Work request -
Wherever the string "eyebrow" shows up in the records below, return that line.

Supplied data -
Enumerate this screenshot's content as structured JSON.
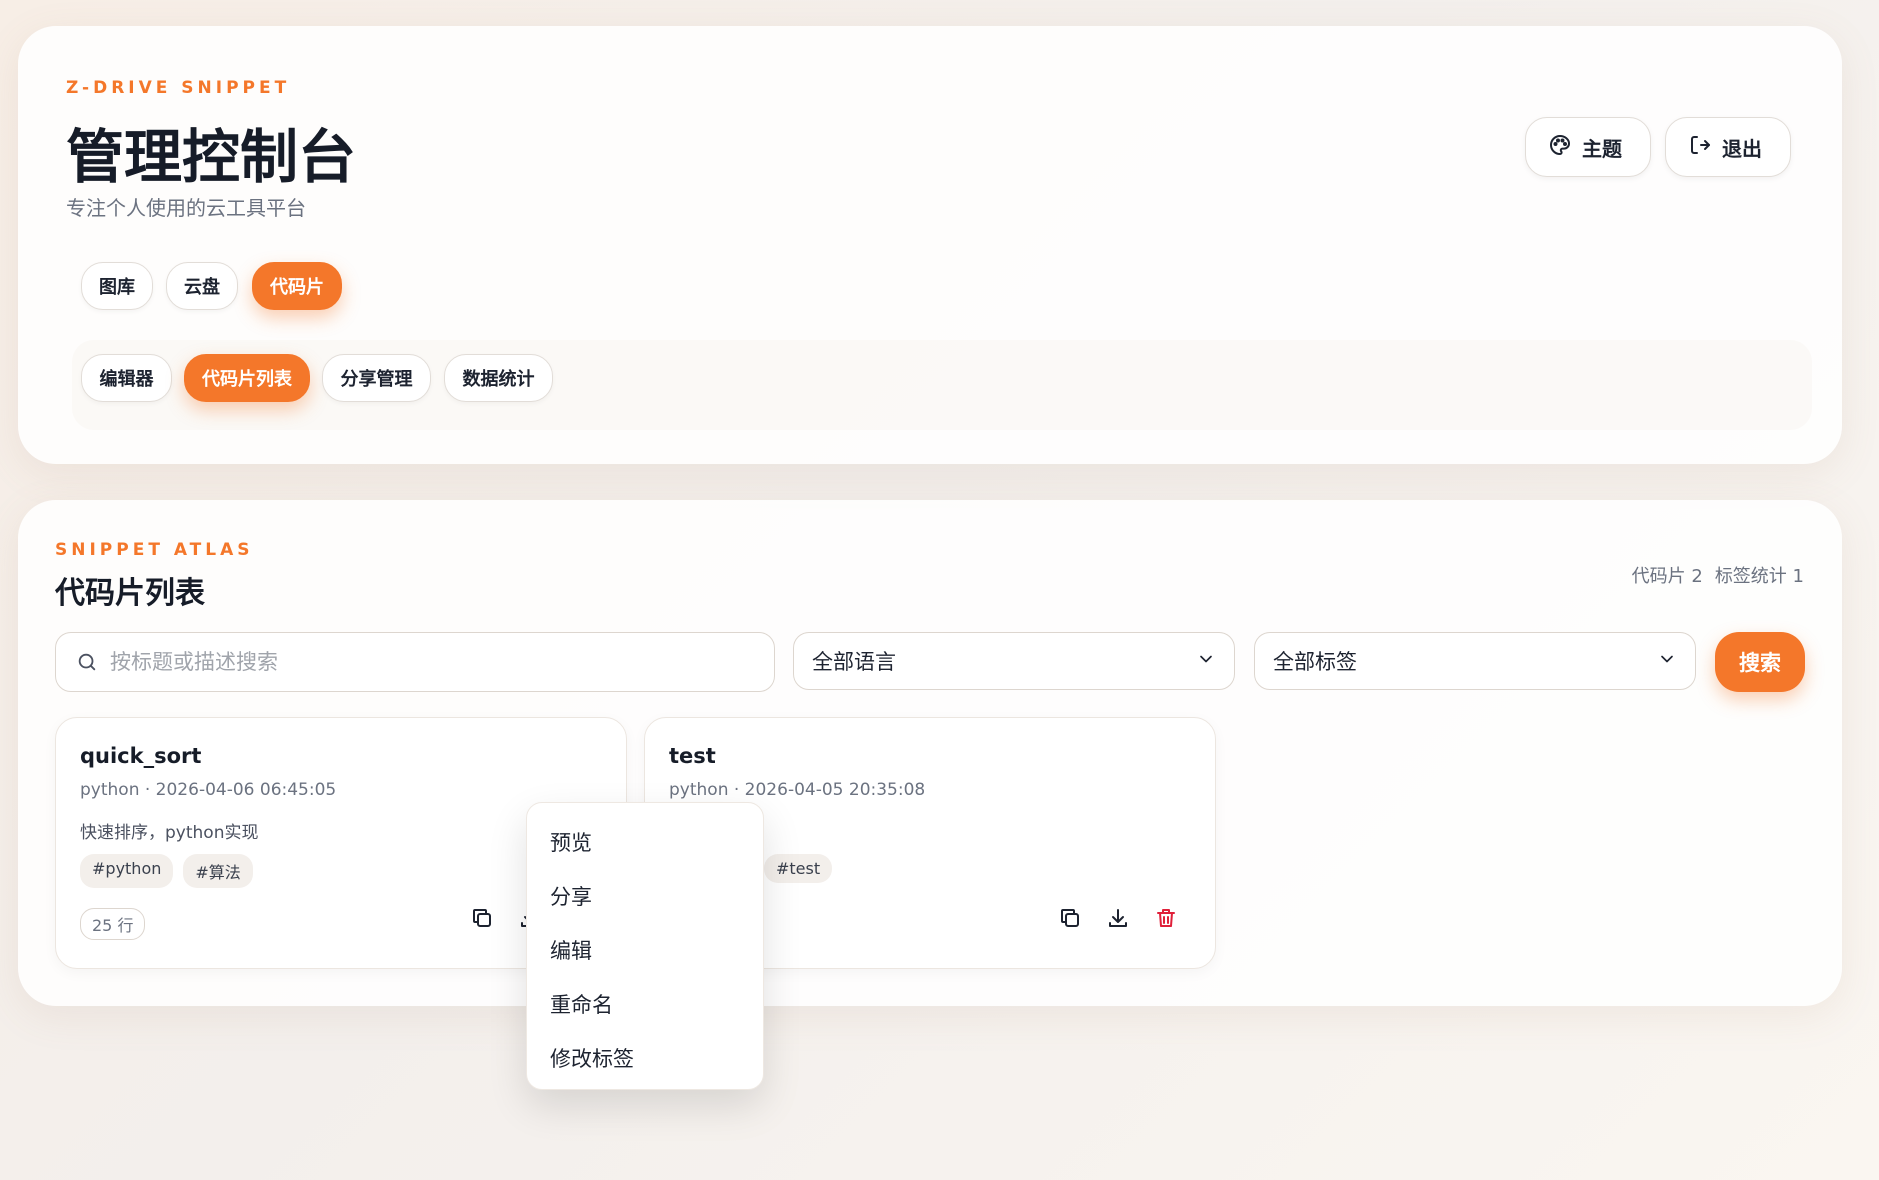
{
  "header": {
    "eyebrow": "Z-DRIVE SNIPPET",
    "title": "管理控制台",
    "subtitle": "专注个人使用的云工具平台",
    "theme_label": "主题",
    "logout_label": "退出",
    "icons": {
      "theme": "palette-icon",
      "logout": "logout-icon"
    }
  },
  "main_nav": [
    {
      "label": "图库",
      "active": false
    },
    {
      "label": "云盘",
      "active": false
    },
    {
      "label": "代码片",
      "active": true
    }
  ],
  "sub_nav": [
    {
      "label": "编辑器",
      "active": false
    },
    {
      "label": "代码片列表",
      "active": true
    },
    {
      "label": "分享管理",
      "active": false
    },
    {
      "label": "数据统计",
      "active": false
    }
  ],
  "list": {
    "eyebrow": "SNIPPET ATLAS",
    "title": "代码片列表",
    "stats": {
      "snippets": "代码片 2",
      "tags": "标签统计 1"
    },
    "search_placeholder": "按标题或描述搜索",
    "search_value": "",
    "language_select": "全部语言",
    "tag_select": "全部标签",
    "search_button": "搜索"
  },
  "snippets": [
    {
      "title": "quick_sort",
      "meta": "python · 2026-04-06 06:45:05",
      "description": "快速排序，python实现",
      "tags": [
        "#python",
        "#算法"
      ],
      "lines": "25 行"
    },
    {
      "title": "test",
      "meta": "python · 2026-04-05 20:35:08",
      "description": "",
      "tags": [
        "#test"
      ],
      "lines": ""
    }
  ],
  "context_menu": [
    "预览",
    "分享",
    "编辑",
    "重命名",
    "修改标签"
  ],
  "colors": {
    "accent": "#f4772a",
    "danger": "#e0203a"
  }
}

Answer area -
    "eyebrow": "Z-DRIVE SNIPPET",
    "eyebrow": "SNIPPET ATLAS",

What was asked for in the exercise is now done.